A prominent white supremacist propagandist who once claimed to have influenced the Pittsburgh synagogue shooter is under investigation by authorities in California, a law enforcement official said on Monday.
The Sacramento County Sheriff’s Department told HuffPost that Andrew Richard Casarez has been under investigation for the last several weeks and that his home has been searched.
“Detectives obtained a Gun Violence Restraining Order against him and served a search warrant at a residence ... where they seized a firearm,” the department said in a statement.
The restraining order prohibits Casarez from having a gun, ammunition or gun magazine.
According to court documents reviewed by HuffPost, the sheriff’s department obtained the order earlier this month after anti-fascist researchers known as the Anonymous Comrades Collective published a report exposing Casarez’s role as the pseudonymous leader of a fascist group that advocates acts of domestic terror targeting minorities.
“Based on my training and experience now that Casarez has been outed as a white supremacist and he has lost his anonymity there is a likelihood that he could become a ‘lone wolf’ attacker to prove his status to the cause,” a sergeant in the sheriff’s office wrote in a July 13 statement requesting the restraining order.
The sergeant also stated that Casarez had plans to build his own AR-15, which would be unregistered and illegal in California.
Court documents show that authorities on July 15 seized four objects from Casarez’s Orangevale, California, home: a 9 mm gun, a gun case with two empty magazines, a pair of gray jeans and a “black Teeshirt with skull and crossbones with bowl cut hair piece on top.”
The new information comes just days after HuffPost confirmed that Casarez was the leader of the Bowl Patrol, a neo-Nazi group that canonizes white supremacist killers like Dylann Roof. “Bowl” is a reference to Roof’s bowl-cut hairstyle.
Casarez is a 27-year-old restaurant worker in the Sacramento area who for years posted online as “Vic Mackey,” a name taken from the corrupt, racist cop on the TV drama “The Shield.”
Under his pseudonym, Casarez encouraged acts of domestic terror and called for violence against people of color.

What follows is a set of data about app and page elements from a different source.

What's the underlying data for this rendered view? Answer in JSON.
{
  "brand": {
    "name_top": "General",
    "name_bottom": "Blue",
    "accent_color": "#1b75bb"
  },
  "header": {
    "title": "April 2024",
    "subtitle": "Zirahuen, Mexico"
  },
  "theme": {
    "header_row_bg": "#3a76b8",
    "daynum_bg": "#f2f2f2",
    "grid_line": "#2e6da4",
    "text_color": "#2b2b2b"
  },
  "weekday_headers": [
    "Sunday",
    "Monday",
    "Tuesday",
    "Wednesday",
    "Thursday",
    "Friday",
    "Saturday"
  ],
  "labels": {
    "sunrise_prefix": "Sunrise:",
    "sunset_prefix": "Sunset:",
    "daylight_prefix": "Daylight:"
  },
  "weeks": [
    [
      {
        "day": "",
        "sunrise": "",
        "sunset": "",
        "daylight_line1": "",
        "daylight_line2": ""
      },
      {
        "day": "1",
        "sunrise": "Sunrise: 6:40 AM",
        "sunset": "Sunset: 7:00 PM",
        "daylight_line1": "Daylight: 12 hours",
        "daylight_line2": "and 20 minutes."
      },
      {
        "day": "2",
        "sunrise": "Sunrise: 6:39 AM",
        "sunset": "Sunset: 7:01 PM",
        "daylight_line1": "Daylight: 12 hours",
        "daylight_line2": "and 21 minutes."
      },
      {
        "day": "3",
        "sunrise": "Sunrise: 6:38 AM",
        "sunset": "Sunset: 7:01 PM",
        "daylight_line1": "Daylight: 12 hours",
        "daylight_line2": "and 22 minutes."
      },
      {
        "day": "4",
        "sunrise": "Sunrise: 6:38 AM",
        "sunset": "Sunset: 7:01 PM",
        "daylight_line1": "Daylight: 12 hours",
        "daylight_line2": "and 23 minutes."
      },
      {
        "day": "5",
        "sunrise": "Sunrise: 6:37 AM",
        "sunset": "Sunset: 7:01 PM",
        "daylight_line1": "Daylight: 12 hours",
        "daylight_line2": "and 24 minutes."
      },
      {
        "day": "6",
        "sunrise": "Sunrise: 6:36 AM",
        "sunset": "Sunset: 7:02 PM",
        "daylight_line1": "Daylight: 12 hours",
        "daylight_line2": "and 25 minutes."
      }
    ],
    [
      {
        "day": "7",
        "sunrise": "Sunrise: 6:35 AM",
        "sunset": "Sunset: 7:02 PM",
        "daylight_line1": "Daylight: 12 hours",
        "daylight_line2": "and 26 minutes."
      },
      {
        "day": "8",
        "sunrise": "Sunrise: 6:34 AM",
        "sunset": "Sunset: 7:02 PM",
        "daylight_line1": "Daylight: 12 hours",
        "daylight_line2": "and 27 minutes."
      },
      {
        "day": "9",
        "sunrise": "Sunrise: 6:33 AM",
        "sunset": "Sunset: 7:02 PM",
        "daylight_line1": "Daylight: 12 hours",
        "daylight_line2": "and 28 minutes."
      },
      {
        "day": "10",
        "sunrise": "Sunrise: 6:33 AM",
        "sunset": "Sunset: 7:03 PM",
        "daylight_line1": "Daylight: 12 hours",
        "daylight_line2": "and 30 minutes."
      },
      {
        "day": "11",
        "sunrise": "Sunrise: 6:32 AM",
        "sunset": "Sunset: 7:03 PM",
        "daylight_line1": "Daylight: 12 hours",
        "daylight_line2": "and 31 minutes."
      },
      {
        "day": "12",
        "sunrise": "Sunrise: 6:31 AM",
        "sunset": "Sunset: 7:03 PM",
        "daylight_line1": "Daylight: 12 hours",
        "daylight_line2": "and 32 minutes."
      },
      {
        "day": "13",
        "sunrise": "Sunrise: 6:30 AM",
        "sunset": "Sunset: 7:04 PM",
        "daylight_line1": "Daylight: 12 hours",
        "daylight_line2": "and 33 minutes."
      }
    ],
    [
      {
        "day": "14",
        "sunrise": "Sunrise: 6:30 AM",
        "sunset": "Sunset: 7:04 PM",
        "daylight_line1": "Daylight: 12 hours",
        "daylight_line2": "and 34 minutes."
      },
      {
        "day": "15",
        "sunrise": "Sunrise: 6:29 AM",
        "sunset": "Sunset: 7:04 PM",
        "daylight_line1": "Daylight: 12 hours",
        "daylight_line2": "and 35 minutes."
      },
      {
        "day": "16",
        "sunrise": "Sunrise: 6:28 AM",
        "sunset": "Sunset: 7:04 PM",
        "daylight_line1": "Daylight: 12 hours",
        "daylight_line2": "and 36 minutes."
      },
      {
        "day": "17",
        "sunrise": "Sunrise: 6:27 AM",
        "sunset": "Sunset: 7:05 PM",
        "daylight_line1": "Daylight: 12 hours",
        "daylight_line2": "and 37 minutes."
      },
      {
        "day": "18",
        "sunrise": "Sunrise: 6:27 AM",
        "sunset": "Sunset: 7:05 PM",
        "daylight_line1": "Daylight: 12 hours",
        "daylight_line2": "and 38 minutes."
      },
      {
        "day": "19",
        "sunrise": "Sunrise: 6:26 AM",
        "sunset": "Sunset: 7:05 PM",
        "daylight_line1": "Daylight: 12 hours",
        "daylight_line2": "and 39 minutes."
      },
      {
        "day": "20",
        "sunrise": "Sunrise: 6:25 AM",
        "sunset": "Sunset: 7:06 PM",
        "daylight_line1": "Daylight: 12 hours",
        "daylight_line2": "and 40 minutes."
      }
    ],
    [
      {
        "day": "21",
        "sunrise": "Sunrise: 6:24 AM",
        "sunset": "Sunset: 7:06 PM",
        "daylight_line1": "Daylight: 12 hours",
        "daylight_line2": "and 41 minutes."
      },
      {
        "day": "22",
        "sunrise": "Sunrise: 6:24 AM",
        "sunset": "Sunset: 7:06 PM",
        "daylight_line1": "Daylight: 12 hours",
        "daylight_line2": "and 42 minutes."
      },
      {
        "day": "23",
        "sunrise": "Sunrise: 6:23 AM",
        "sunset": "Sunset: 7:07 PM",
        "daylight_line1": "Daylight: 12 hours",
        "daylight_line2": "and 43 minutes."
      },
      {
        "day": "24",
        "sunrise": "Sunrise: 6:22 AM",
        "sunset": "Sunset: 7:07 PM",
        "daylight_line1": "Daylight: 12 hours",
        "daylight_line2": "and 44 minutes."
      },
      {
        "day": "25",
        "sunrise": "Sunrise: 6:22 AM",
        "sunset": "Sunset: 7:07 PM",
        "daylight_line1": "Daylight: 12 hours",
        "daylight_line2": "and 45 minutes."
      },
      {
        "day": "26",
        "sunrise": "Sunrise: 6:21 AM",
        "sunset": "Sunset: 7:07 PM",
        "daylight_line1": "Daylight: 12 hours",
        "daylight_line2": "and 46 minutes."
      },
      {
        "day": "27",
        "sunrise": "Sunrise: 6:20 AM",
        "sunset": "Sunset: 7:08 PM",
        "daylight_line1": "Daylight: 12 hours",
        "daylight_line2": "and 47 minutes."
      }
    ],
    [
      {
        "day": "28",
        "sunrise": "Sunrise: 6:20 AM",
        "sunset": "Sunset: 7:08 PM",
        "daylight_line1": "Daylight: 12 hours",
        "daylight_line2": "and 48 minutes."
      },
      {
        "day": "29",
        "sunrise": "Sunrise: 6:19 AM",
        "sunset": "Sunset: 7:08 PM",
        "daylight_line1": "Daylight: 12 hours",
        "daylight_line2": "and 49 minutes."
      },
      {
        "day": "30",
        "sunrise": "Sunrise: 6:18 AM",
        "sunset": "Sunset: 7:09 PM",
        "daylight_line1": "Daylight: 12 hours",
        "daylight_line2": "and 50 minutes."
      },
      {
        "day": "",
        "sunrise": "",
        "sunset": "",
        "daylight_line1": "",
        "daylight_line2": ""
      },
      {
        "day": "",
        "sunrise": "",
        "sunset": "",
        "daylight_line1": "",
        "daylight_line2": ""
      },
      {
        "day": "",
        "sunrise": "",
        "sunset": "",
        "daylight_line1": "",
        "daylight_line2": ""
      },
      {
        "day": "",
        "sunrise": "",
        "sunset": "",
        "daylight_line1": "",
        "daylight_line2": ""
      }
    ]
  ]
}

On his podcast, he boasted about his alleged connection to Robert Bowers, who is charged with the deadly shooting of 11 people inside the Tree of Life synagogue in Pittsburgh in 2018. And Casarez has made a point to brag about real-world crimes in his area.
In 2017, synagogue Temple Or Rishon in Orangevale was defaced with more than a dozen posters praising Adolf Hitler, the white supremacist website Daily Stormer, and Roof, who murdered nine Black people in a Charleston, South Carolina, church in 2015. Earlier this year, a newly opened Sikh temple in Orangevale was vandalized with a spray-painted swastika and the words “white power.”
Casarez seemed particularly interested in the vandalism at the synagogue, posting a surveillance photo released by police that showed two white males with their faces covered approaching the building. Casarez had altered the image to give the two individuals bowl-style haircuts.
“What absolute monsters could have done such a thing?!” he wrote of the vandalism in a Discord chat that was leaked by independent media collective Unicorn Riot.
Two years later, Casarez seemed to have detailed knowledge about the best way to deface a building and get away with it. Speaking on his podcast, he suggested wearing gloves when printing out posters and cautioned against using adhesive tape to put them up because “it can remove paint, and they can consider it vandalism.”
In the case of Temple Or Rishon, removing the posters ripped paint off the walls, which gave investigators the property damage charge they needed to classify the vandalism as a hate crime.
“Detectives are aware of the incidents [at the synagogue and the Sikh temple], as well as allegations of Andrew Casarez’s involvement in these crimes,” the sheriff’s department said in its statement.
Police added that federal authorities are assisting in the investigation. Casarez did not respond to a request for comment.